Friday, July 24, 2015

Alton's Halsted Street Yard

Brid's Eye View
pdf copy from 1915 Smoke Abatement Report,
p. 348
This 1915 map refers to the yard as the Chicago & Alton' Halsted St. Yd. A more modern map refers to this yard as IC Bridgeport Yard. But this would be after GM&O/Chicago&Alton merged with IC to form ICG and after ICG changed their name back to IC.
Satellite
It is not surprising that many of the tracks that were in this yard have been removed. What is surprising is how recently they were removed. The Bird's Eye View below shows that, not only are the tracks still present, there are some cars setting on some of them. Note that this was another relatively expensive yard because all of the tracks are elevated. There are two long road underpasses under this yard.



Satellite


The reason why I was studying this yard is the industrial lead that leaves the yard on the east side. I added a red line to this image to highlight where the track used to be. If you follow the link and zoom into the upper-right corner, you can see the shadow of a retaining wall and the lead disappearing because it is going down to ground level.

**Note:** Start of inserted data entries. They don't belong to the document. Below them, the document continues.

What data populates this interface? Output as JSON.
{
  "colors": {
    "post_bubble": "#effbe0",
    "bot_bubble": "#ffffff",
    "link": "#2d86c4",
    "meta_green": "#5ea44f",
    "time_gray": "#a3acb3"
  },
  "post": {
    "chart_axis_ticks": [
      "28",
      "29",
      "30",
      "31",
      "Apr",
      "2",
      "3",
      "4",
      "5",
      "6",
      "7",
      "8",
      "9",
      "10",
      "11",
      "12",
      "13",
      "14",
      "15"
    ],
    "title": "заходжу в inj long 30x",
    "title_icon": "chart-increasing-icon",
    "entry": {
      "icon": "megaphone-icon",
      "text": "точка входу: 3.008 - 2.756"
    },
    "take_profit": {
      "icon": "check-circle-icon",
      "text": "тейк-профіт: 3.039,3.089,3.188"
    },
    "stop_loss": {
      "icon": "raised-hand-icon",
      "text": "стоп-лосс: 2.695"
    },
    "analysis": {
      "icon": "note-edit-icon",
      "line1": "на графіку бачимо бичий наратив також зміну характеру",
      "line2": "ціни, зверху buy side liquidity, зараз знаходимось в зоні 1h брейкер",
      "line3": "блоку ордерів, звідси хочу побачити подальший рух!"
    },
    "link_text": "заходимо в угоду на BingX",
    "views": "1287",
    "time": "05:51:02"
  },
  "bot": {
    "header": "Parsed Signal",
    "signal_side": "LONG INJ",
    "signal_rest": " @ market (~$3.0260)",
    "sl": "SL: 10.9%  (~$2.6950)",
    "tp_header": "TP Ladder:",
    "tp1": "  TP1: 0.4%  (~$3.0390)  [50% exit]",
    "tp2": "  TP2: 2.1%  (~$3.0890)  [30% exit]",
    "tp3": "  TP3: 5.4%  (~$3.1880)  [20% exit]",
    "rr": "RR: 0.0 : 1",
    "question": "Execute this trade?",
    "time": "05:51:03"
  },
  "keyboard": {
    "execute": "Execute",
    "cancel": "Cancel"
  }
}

Bird's Eye View
Rotating a Bird's Eye View so that South is at the top, you see that a building is blocking most of the view of the descending lead. But you can see a portion between the building and I-94. The track on top is one of the CN/IC/GM&O/C&A elevated mainline tracks. The track in the middle is the descending industrial lead. The track on the bottom is an industrial spur servicing the building on the right. In fact, looking back at the Google satellite image, that spur went into the building.

Update: according to HotTimes, the CN called this the Bridgeport Yard. One of the uses of this yard is transfers between the Hawthorne and Glenn Yards.